>> >>
>> >> a) Probe port 853 and use DoT in opportunistic profile, or probe 443
>> >> and trust WebPKI
>> >> b) Statically configure ADN and/or SPKI pins with well known public
>> >> resolvers
>> >>
>> >> This approach works if there's someone maintaining the statically
>> >> configured information, as with the dnscrypt-proxy stamp lists [1].
>> >> However in most networks the default resolver configuration is pushed
>> >> through DHCP, so it's the network operator that's in charge for
>> >> providing default DNS resolver configuration (unless the user is a DNS
>> >> aficionado and overrides it), but there's currently no good way to
>> >> provide information required to identify and securely bootstrap a
>> >> connection to a resolver using DoT or DoH.
>> >>
>> >> This draft adds an option to provide a capability list for each
>> >> configured resolver. The three defined capabilities are TLS with SPKI
>> >> pin, TLS with ADN, HTTPS. The idea is that DHCP clients reads this
>> >> information and stores it similarly to resolver list and domain search
>> >> path for applications to read.
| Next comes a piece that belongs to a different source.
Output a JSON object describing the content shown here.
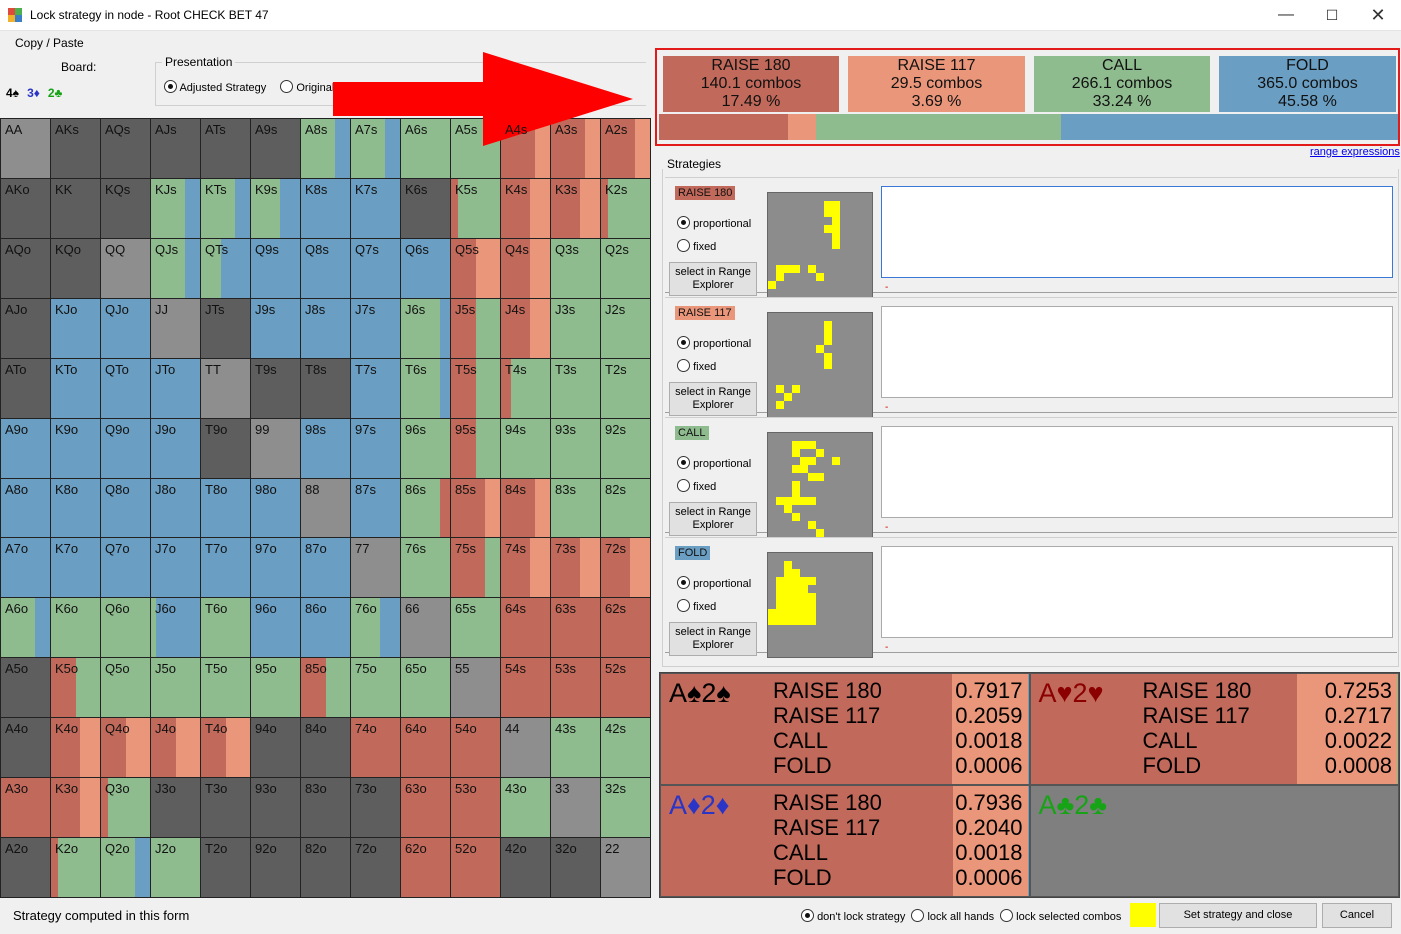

Another possible solution for this is
>> >> to use the system of stamps from dnscrypt-proxy, but it's probably
>> >> less legible for clients and duplicates information that's already in
>> >> the recursive DNS nameservers DHCPv4/v6 option.
>> >>
>> >> The draft does not change the trust model, an end-user or an
>> >> application can still disregard DNS recursive nameserver list from
>> >> DHCP, for better or worse.
>> >>
>> >> Here's the draft:
>> >>
>> >>
>> >> https://github.com/vavrusa/draft-dhcp-dprive/blob/master/draft-dhcp-dprive.txt
>> >>
>> >> Marek
>> >>
>> >> [0]: https://trac.tools.ietf.org/html/rfc8310#section-7.3.1
>> >> [1]:
>> >>
>> >> https://download.dnscrypt.info/dnscrypt-resolvers/v2/public-resolvers.md
>> >>
>> >> _______________________________________________
>> >> DNSOP mailing list
>> >> DNSOP@ietf.org
>> >> https://www.ietf.org/mailman/listinfo/dnsop
>> >
>> >
>
>